> Records from a data collection
⟨

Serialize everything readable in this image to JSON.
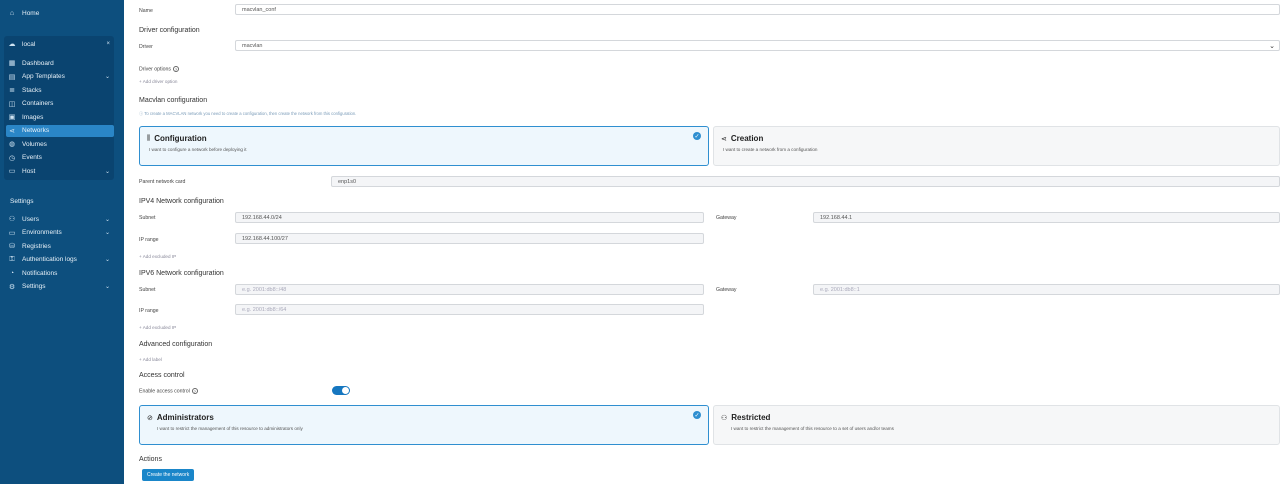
{
  "sidebar": {
    "home": "Home",
    "environment": "local",
    "env_items": [
      {
        "label": "Dashboard",
        "icon": "dashboard-icon"
      },
      {
        "label": "App Templates",
        "icon": "templates-icon"
      },
      {
        "label": "Stacks",
        "icon": "stacks-icon"
      },
      {
        "label": "Containers",
        "icon": "containers-icon"
      },
      {
        "label": "Images",
        "icon": "images-icon"
      },
      {
        "label": "Networks",
        "icon": "networks-icon"
      },
      {
        "label": "Volumes",
        "icon": "volumes-icon"
      },
      {
        "label": "Events",
        "icon": "events-icon"
      },
      {
        "label": "Host",
        "icon": "host-icon"
      }
    ],
    "settings_header": "Settings",
    "settings_items": [
      {
        "label": "Users"
      },
      {
        "label": "Environments"
      },
      {
        "label": "Registries"
      },
      {
        "label": "Authentication logs"
      },
      {
        "label": "Notifications"
      },
      {
        "label": "Settings"
      }
    ]
  },
  "form": {
    "name_label": "Name",
    "name_value": "macvlan_conf",
    "driver_section": "Driver configuration",
    "driver_label": "Driver",
    "driver_value": "macvlan",
    "driver_options_label": "Driver options",
    "add_driver_option": "+ Add driver option",
    "macvlan_section": "Macvlan configuration",
    "macvlan_hint": "To create a MACVLAN network you need to create a configuration, then create the network from this configuration.",
    "config_card": {
      "title": "Configuration",
      "desc": "I want to configure a network before deploying it"
    },
    "creation_card": {
      "title": "Creation",
      "desc": "I want to create a network from a configuration"
    },
    "parent_card_label": "Parent network card",
    "parent_card_value": "enp1s0",
    "ipv4_section": "IPV4 Network configuration",
    "ipv4_subnet_label": "Subnet",
    "ipv4_subnet_value": "192.168.44.0/24",
    "ipv4_gateway_label": "Gateway",
    "ipv4_gateway_value": "192.168.44.1",
    "ipv4_range_label": "IP range",
    "ipv4_range_value": "192.168.44.100/27",
    "ipv4_add_excluded": "+ Add excluded IP",
    "ipv6_section": "IPV6 Network configuration",
    "ipv6_subnet_label": "Subnet",
    "ipv6_subnet_placeholder": "e.g. 2001:db8::/48",
    "ipv6_gateway_label": "Gateway",
    "ipv6_gateway_placeholder": "e.g. 2001:db8::1",
    "ipv6_range_label": "IP range",
    "ipv6_range_placeholder": "e.g. 2001:db8::/64",
    "ipv6_add_excluded": "+ Add excluded IP",
    "advanced_section": "Advanced configuration",
    "add_label": "+ Add label",
    "access_section": "Access control",
    "enable_access_label": "Enable access control",
    "enable_access_on": true,
    "admin_card": {
      "title": "Administrators",
      "desc": "I want to restrict the management of this resource to administrators only"
    },
    "restricted_card": {
      "title": "Restricted",
      "desc": "I want to restrict the management of this resource to a set of users and/or teams"
    },
    "actions_section": "Actions",
    "create_button": "Create the network"
  },
  "colors": {
    "sidebar_bg": "#0d4f7e",
    "active_item": "#2a86c7",
    "accent": "#1a86c9"
  }
}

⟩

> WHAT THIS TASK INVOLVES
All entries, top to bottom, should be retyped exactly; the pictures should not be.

> RESPONSE FOR THIS EXERCISE
Serialize everything readable in this image to JSON.
{
  "sidebar": {
    "home": "Home",
    "environment": "local",
    "env_items": [
      {
        "label": "Dashboard",
        "icon": "dashboard-icon"
      },
      {
        "label": "App Templates",
        "icon": "templates-icon"
      },
      {
        "label": "Stacks",
        "icon": "stacks-icon"
      },
      {
        "label": "Containers",
        "icon": "containers-icon"
      },
      {
        "label": "Images",
        "icon": "images-icon"
      },
      {
        "label": "Networks",
        "icon": "networks-icon"
      },
      {
        "label": "Volumes",
        "icon": "volumes-icon"
      },
      {
        "label": "Events",
        "icon": "events-icon"
      },
      {
        "label": "Host",
        "icon": "host-icon"
      }
    ],
    "settings_header": "Settings",
    "settings_items": [
      {
        "label": "Users"
      },
      {
        "label": "Environments"
      },
      {
        "label": "Registries"
      },
      {
        "label": "Authentication logs"
      },
      {
        "label": "Notifications"
      },
      {
        "label": "Settings"
      }
    ]
  },
  "form": {
    "name_label": "Name",
    "name_value": "macvlan_conf",
    "driver_section": "Driver configuration",
    "driver_label": "Driver",
    "driver_value": "macvlan",
    "driver_options_label": "Driver options",
    "add_driver_option": "+ Add driver option",
    "macvlan_section": "Macvlan configuration",
    "macvlan_hint": "To create a MACVLAN network you need to create a configuration, then create the network from this configuration.",
    "config_card": {
      "title": "Configuration",
      "desc": "I want to configure a network before deploying it"
    },
    "creation_card": {
      "title": "Creation",
      "desc": "I want to create a network from a configuration"
    },
    "parent_card_label": "Parent network card",
    "parent_card_value": "enp1s0",
    "ipv4_section": "IPV4 Network configuration",
    "ipv4_subnet_label": "Subnet",
    "ipv4_subnet_value": "192.168.44.0/24",
    "ipv4_gateway_label": "Gateway",
    "ipv4_gateway_value": "192.168.44.1",
    "ipv4_range_label": "IP range",
    "ipv4_range_value": "192.168.44.100/27",
    "ipv4_add_excluded": "+ Add excluded IP",
    "ipv6_section": "IPV6 Network configuration",
    "ipv6_subnet_label": "Subnet",
    "ipv6_subnet_placeholder": "e.g. 2001:db8::/48",
    "ipv6_gateway_label": "Gateway",
    "ipv6_gateway_placeholder": "e.g. 2001:db8::1",
    "ipv6_range_label": "IP range",
    "ipv6_range_placeholder": "e.g. 2001:db8::/64",
    "ipv6_add_excluded": "+ Add excluded IP",
    "advanced_section": "Advanced configuration",
    "add_label": "+ Add label",
    "access_section": "Access control",
    "enable_access_label": "Enable access control",
    "enable_access_on": true,
    "admin_card": {
      "title": "Administrators",
      "desc": "I want to restrict the management of this resource to administrators only"
    },
    "restricted_card": {
      "title": "Restricted",
      "desc": "I want to restrict the management of this resource to a set of users and/or teams"
    },
    "actions_section": "Actions",
    "create_button": "Create the network"
  },
  "colors": {
    "sidebar_bg": "#0d4f7e",
    "active_item": "#2a86c7",
    "accent": "#1a86c9"
  }
}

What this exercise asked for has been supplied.